Control over water friction with 2D materials points to ‘smart membranes’

Researchers at The University of Manchester showed a dramatic decrease in friction when water is passed through nanoscale capillaries made of graphene, whereas those with hexagonal boron nitride—which has a similar surface topography and crystal structure as graphene—display high friction.

New family of atomic-thin electride materials discovered

An international team of researchers found that when the MXene Sc2CO2 is structured into a hexagonal phase, it results in a new family of electrides, i.e., materials in which electrons occupy a space usually reserved for atoms or ions instead of orbiting the nucleus of an atom or ion.


A new kind of self-healing concrete

Researchers at Worcester Polytechnic Institute developed a form of concrete that will fix its own cracks using an enzyme found in red blood cells that automatically reacts with atmospheric carbon dioxide to create calcium carbonate crystals.

Researchers develop tool to aid in development, efficiency of hydrogen-powered cars

Researchers at the University of Colorado Boulder are developing new computational tools and models needed to better understand and manage the conversion process of hydrogen and oxygen safely into water for hydrogen-powered cars.

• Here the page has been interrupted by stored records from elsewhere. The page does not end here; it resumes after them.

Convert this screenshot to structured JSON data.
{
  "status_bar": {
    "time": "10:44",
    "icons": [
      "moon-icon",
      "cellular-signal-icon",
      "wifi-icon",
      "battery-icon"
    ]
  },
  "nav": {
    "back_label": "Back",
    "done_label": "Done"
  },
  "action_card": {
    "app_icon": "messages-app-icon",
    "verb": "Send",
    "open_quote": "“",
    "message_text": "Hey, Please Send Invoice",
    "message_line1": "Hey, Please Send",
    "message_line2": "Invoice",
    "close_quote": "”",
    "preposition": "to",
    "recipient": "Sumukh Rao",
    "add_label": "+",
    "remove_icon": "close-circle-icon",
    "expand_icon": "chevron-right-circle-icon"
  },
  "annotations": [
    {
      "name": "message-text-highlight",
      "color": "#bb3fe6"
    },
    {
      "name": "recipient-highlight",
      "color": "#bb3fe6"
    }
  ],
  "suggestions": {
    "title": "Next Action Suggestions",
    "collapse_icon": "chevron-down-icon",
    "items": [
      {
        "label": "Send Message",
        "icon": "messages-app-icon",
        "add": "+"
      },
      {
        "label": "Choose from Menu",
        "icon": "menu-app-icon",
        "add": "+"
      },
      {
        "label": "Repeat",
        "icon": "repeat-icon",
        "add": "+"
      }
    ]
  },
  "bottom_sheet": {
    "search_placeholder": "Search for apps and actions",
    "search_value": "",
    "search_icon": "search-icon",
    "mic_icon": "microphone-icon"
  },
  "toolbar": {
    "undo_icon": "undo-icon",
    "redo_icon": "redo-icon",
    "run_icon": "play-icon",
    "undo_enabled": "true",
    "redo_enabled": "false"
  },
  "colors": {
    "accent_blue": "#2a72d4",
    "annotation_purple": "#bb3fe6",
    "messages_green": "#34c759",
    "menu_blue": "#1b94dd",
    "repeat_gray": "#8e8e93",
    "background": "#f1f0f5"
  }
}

The tools described in the paper can also be applied to other catalyst and electrocatalyst interfaces.


How catalysts age

Researchers at Paul Scherrer Institute, ETH Zurich, and the Swiss company Clariant AG developed a new tomography method with which they can measure chemical properties inside catalyst materials in 3D extremely precisely and faster than before.

Research paves way for next-generation of crystalline material screening devices

University of Illinois Chicago researchers developed a novel continuous-flow microfluidic device that may help scientists and pharmaceutical companies more effectively study drug compounds and their crystalline shapes and structures, which are key components for drug stability.

Machine learning speeds up simulations in materials science

Researchers from Karlsruhe Institute of Technology, University of Göttingen, and University of Toronto wrote an overview of the basic principles of machine learning used for simulations in materials sciences, including data acquisition and active learning methods.

Researchers tame silicon to interact with light for next-generation microelectronics

Researchers led by Skolkovo Institute of Science and Technology found a way to increase photoluminescence in silicon by using germanium quantum dots and a specially designed photonic crystal.

BioASQ for the win: Inside the healthiest competition you’ve never heard of

An article on the Scholarly Kitchen takes a look at BioASQ, an intensive, months-long international AI competition with the goal to generate open source AI systems that help advance medical progress.